**What you are asked to do**
Without skipping a line, reproduce the entries exactly.

Source data
■ ■ ■ ■
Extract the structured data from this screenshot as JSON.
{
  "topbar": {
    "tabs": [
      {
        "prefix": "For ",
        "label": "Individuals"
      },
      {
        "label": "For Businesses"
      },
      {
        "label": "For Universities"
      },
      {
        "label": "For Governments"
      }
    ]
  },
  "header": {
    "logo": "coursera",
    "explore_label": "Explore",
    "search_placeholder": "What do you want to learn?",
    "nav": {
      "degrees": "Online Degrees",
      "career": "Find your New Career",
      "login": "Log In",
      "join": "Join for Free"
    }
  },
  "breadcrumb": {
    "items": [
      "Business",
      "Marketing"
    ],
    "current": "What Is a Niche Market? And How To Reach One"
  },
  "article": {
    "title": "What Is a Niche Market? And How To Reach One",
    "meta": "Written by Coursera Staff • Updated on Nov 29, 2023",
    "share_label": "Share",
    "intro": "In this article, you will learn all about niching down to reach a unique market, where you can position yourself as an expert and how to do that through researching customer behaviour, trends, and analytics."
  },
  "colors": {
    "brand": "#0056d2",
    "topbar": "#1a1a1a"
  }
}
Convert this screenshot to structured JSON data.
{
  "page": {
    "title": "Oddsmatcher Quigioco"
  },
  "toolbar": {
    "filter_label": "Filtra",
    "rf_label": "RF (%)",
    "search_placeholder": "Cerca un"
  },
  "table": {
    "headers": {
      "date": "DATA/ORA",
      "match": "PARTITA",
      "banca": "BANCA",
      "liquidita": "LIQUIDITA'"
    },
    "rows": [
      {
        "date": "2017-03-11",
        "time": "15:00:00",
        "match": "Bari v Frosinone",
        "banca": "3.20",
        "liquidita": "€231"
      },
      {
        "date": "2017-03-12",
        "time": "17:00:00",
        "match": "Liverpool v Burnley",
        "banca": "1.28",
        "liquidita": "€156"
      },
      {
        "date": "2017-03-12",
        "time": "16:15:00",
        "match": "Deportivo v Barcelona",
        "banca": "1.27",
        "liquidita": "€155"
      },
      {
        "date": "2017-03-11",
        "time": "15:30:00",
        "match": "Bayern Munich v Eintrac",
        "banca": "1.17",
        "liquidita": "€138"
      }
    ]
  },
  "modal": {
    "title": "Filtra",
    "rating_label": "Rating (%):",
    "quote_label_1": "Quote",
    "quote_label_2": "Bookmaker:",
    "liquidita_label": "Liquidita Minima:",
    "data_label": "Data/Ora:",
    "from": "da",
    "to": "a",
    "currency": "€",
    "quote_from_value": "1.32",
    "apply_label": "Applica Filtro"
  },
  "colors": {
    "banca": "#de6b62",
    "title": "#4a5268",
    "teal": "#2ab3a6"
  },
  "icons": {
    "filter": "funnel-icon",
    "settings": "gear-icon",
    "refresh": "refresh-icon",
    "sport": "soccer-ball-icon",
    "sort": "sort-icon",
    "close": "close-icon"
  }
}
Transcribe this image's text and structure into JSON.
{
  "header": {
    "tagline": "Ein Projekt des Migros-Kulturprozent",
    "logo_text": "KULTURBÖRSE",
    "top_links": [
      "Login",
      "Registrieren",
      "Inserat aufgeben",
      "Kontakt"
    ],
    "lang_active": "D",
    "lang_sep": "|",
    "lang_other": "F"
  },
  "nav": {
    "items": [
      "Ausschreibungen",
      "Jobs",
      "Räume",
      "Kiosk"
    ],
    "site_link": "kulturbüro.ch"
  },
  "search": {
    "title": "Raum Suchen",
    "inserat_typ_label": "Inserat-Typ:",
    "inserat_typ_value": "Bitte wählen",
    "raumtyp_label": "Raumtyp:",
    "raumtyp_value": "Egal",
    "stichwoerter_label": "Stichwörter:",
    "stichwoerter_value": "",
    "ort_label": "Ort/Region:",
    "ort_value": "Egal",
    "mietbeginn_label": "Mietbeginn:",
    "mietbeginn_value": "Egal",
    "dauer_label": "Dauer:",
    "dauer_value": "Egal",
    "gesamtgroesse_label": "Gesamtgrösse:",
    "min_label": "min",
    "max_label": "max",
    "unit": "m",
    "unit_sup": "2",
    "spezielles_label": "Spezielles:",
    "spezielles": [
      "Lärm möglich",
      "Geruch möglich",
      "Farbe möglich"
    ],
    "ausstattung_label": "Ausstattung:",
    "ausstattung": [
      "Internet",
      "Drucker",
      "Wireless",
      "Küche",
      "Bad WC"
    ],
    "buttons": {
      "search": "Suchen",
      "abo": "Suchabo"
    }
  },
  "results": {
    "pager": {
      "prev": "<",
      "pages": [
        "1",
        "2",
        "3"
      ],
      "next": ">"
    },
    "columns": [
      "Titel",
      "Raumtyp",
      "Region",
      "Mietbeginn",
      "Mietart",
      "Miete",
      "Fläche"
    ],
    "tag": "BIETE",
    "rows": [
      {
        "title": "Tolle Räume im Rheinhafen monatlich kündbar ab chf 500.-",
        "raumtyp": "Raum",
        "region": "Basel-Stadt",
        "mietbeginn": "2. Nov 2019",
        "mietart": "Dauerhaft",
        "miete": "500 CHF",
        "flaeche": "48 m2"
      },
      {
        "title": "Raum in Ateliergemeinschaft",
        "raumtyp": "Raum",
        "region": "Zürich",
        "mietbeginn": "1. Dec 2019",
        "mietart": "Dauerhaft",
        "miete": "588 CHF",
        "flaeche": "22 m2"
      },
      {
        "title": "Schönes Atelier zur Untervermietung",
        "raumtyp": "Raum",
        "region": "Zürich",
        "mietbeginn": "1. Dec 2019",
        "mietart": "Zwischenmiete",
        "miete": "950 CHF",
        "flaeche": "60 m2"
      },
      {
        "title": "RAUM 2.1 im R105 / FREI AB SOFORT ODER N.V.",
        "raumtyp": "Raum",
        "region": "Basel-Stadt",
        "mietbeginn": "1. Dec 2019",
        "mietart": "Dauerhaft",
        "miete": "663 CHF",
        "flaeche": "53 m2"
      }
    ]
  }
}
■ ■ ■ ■
**Problem solution**
Extract the structured data from this screenshot as JSON.
{
  "topbar": {
    "tabs": [
      {
        "prefix": "For ",
        "label": "Individuals"
      },
      {
        "label": "For Businesses"
      },
      {
        "label": "For Universities"
      },
      {
        "label": "For Governments"
      }
    ]
  },
  "header": {
    "logo": "coursera",
    "explore_label": "Explore",
    "search_placeholder": "What do you want to learn?",
    "nav": {
      "degrees": "Online Degrees",
      "career": "Find your New Career",
      "login": "Log In",
      "join": "Join for Free"
    }
  },
  "breadcrumb": {
    "items": [
      "Business",
      "Marketing"
    ],
    "current": "What Is a Niche Market? And How To Reach One"
  },
  "article": {
    "title": "What Is a Niche Market? And How To Reach One",
    "meta": "Written by Coursera Staff • Updated on Nov 29, 2023",
    "share_label": "Share",
    "intro": "In this article, you will learn all about niching down to reach a unique market, where you can position yourself as an expert and how to do that through researching customer behaviour, trends, and analytics."
  },
  "colors": {
    "brand": "#0056d2",
    "topbar": "#1a1a1a"
  }
}
Convert this screenshot to structured JSON data.
{
  "page": {
    "title": "Oddsmatcher Quigioco"
  },
  "toolbar": {
    "filter_label": "Filtra",
    "rf_label": "RF (%)",
    "search_placeholder": "Cerca un"
  },
  "table": {
    "headers": {
      "date": "DATA/ORA",
      "match": "PARTITA",
      "banca": "BANCA",
      "liquidita": "LIQUIDITA'"
    },
    "rows": [
      {
        "date": "2017-03-11",
        "time": "15:00:00",
        "match": "Bari v Frosinone",
        "banca": "3.20",
        "liquidita": "€231"
      },
      {
        "date": "2017-03-12",
        "time": "17:00:00",
        "match": "Liverpool v Burnley",
        "banca": "1.28",
        "liquidita": "€156"
      },
      {
        "date": "2017-03-12",
        "time": "16:15:00",
        "match": "Deportivo v Barcelona",
        "banca": "1.27",
        "liquidita": "€155"
      },
      {
        "date": "2017-03-11",
        "time": "15:30:00",
        "match": "Bayern Munich v Eintrac",
        "banca": "1.17",
        "liquidita": "€138"
      }
    ]
  },
  "modal": {
    "title": "Filtra",
    "rating_label": "Rating (%):",
    "quote_label_1": "Quote",
    "quote_label_2": "Bookmaker:",
    "liquidita_label": "Liquidita Minima:",
    "data_label": "Data/Ora:",
    "from": "da",
    "to": "a",
    "currency": "€",
    "quote_from_value": "1.32",
    "apply_label": "Applica Filtro"
  },
  "colors": {
    "banca": "#de6b62",
    "title": "#4a5268",
    "teal": "#2ab3a6"
  },
  "icons": {
    "filter": "funnel-icon",
    "settings": "gear-icon",
    "refresh": "refresh-icon",
    "sport": "soccer-ball-icon",
    "sort": "sort-icon",
    "close": "close-icon"
  }
}
Transcribe this image's text and structure into JSON.
{
  "header": {
    "tagline": "Ein Projekt des Migros-Kulturprozent",
    "logo_text": "KULTURBÖRSE",
    "top_links": [
      "Login",
      "Registrieren",
      "Inserat aufgeben",
      "Kontakt"
    ],
    "lang_active": "D",
    "lang_sep": "|",
    "lang_other": "F"
  },
  "nav": {
    "items": [
      "Ausschreibungen",
      "Jobs",
      "Räume",
      "Kiosk"
    ],
    "site_link": "kulturbüro.ch"
  },
  "search": {
    "title": "Raum Suchen",
    "inserat_typ_label": "Inserat-Typ:",
    "inserat_typ_value": "Bitte wählen",
    "raumtyp_label": "Raumtyp:",
    "raumtyp_value": "Egal",
    "stichwoerter_label": "Stichwörter:",
    "stichwoerter_value": "",
    "ort_label": "Ort/Region:",
    "ort_value": "Egal",
    "mietbeginn_label": "Mietbeginn:",
    "mietbeginn_value": "Egal",
    "dauer_label": "Dauer:",
    "dauer_value": "Egal",
    "gesamtgroesse_label": "Gesamtgrösse:",
    "min_label": "min",
    "max_label": "max",
    "unit": "m",
    "unit_sup": "2",
    "spezielles_label": "Spezielles:",
    "spezielles": [
      "Lärm möglich",
      "Geruch möglich",
      "Farbe möglich"
    ],
    "ausstattung_label": "Ausstattung:",
    "ausstattung": [
      "Internet",
      "Drucker",
      "Wireless",
      "Küche",
      "Bad WC"
    ],
    "buttons": {
      "search": "Suchen",
      "abo": "Suchabo"
    }
  },
  "results": {
    "pager": {
      "prev": "<",
      "pages": [
        "1",
        "2",
        "3"
      ],
      "next": ">"
    },
    "columns": [
      "Titel",
      "Raumtyp",
      "Region",
      "Mietbeginn",
      "Mietart",
      "Miete",
      "Fläche"
    ],
    "tag": "BIETE",
    "rows": [
      {
        "title": "Tolle Räume im Rheinhafen monatlich kündbar ab chf 500.-",
        "raumtyp": "Raum",
        "region": "Basel-Stadt",
        "mietbeginn": "2. Nov 2019",
        "mietart": "Dauerhaft",
        "miete": "500 CHF",
        "flaeche": "48 m2"
      },
      {
        "title": "Raum in Ateliergemeinschaft",
        "raumtyp": "Raum",
        "region": "Zürich",
        "mietbeginn": "1. Dec 2019",
        "mietart": "Dauerhaft",
        "miete": "588 CHF",
        "flaeche": "22 m2"
      },
      {
        "title": "Schönes Atelier zur Untervermietung",
        "raumtyp": "Raum",
        "region": "Zürich",
        "mietbeginn": "1. Dec 2019",
        "mietart": "Zwischenmiete",
        "miete": "950 CHF",
        "flaeche": "60 m2"
      },
      {
        "title": "RAUM 2.1 im R105 / FREI AB SOFORT ODER N.V.",
        "raumtyp": "Raum",
        "region": "Basel-Stadt",
        "mietbeginn": "1. Dec 2019",
        "mietart": "Dauerhaft",
        "miete": "663 CHF",
        "flaeche": "53 m2"
      }
    ]
  }
}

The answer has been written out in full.